 Evidently the author means that the arrows reach only to the more external parts of the heart, not to the centre as before, thus pricking more gently the impassioned parts of the soul. The text is corrupt it seems.
 This seems to be an image of the warrior binding armour to himself.
 Greek: toxa.
 Note that the author has a sort of set of concentric circles: the innermost circle or bull’s-eye is Grace itself united to the mind. Close to this is the innermost spiritual sense. Then further out are the more external spiritual senses of the heart. Finally there are the senses of the body. The author is saying that when Grace recedes, then the arrows of the demons reach to the innermost spiritual sense, but as Grace grows stronger because of the ascetic’s application to the ascetic struggle, the arrows reach only to the more external spiritual senses because of the more pervasive conscious presence of Grace. Finally, when the ascetic has reached to the stage of binding all the virtues to himself, then the arrows of the demons are extinguished beyond even the physical senses of the body, the outermost circle. But see later in the text, Chapters 89 ff., how the author treats the stage of perfection.
 I.e. when we experience great Grace, our will is at it were bound to God by our experience of that Grace. But when we experience abandonment, our free commitment to God is tested in the darkness of abandonment. The author continues, saying that this is actually for two reasons: so that sin be defeated in struggle and so that the man progress in practical spiritual experience (so that he understand the nature of spiritual warfare experientially).
 What the author means is that when the Christian has a proper sense of honour—which is really love for the God who has created us—then, instead of boasting of his attainments, he considers that what he has accomplished is nothing in the wealth of God whom he has loved.
 I.e. the surrender by God of the soul for pedagogic reasons to the temptations of the Devil, like Job. This is usually called ‘pedagogic abandonment’.
 This is the second type of abandonment that the author is analyzing. Here it is a matter of an aversion of God for someone who doesn’t want God: the soul is handed over for punishment to the demons as a prisoner.
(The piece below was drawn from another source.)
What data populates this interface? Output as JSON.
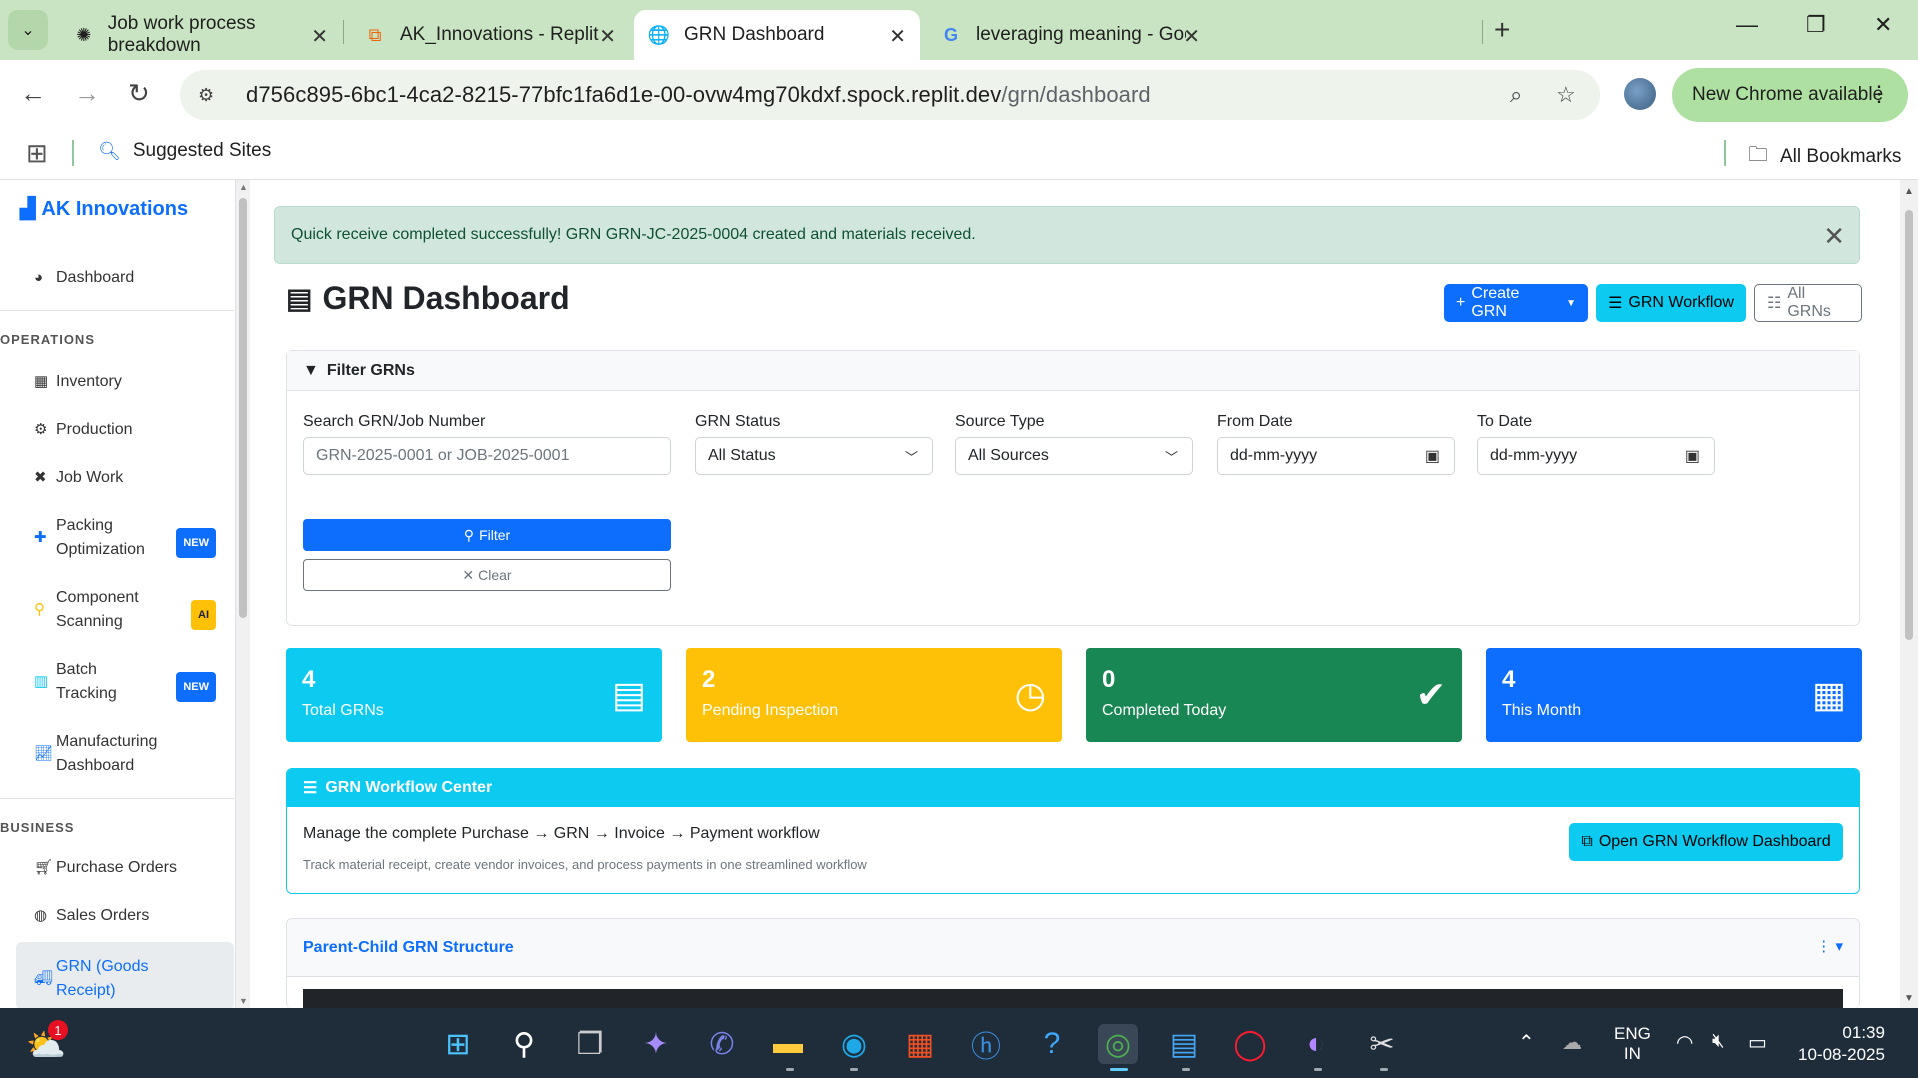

 Literally, ‘children of concealment’. The interpretation depends on the polarity between this and the ‘genuine children’ following.
 Two points here. First, it is clear that the author is catechizing his disciples and that he is frightened here of the effect on them if he emphasizes the surrender according to aversion, so he immediately moderates his words. The second point is that the author is alluding to Paul in the contrast ‘bastard – genuine child’ and in the phrase ‘to come into the measure of stature’: Hebrews 10, 39 and Ephesians 4, 13. Indeed, the fact that this is a catechism of someone’s disciples helps us to assess why the author is spending so much time on the notion that Satan might dwell in the mind (the created spirit of man) along with God: it was a pastoral problem among his disciples.
 Greek: tuphos. This is not the same word as plane (plani), which describes a state of demonic delusion, or false gnosis given by the demons. Here it is a matter of a subjective psychological condition of psychosis where the person is in the medical sense deluded and perhaps hallucinating: he is out of his mind.
 This is very similar to the ‘Prison’ in the Ladder of Divine Ascent by St John of Sinai.
 Greek: ousiode. The sense is that in the case under discussion the soul and the Devil actually join battle in hand-to-hand combat. It is no longer a matter of bad thoughts. See the Life of St Silouan of Athos.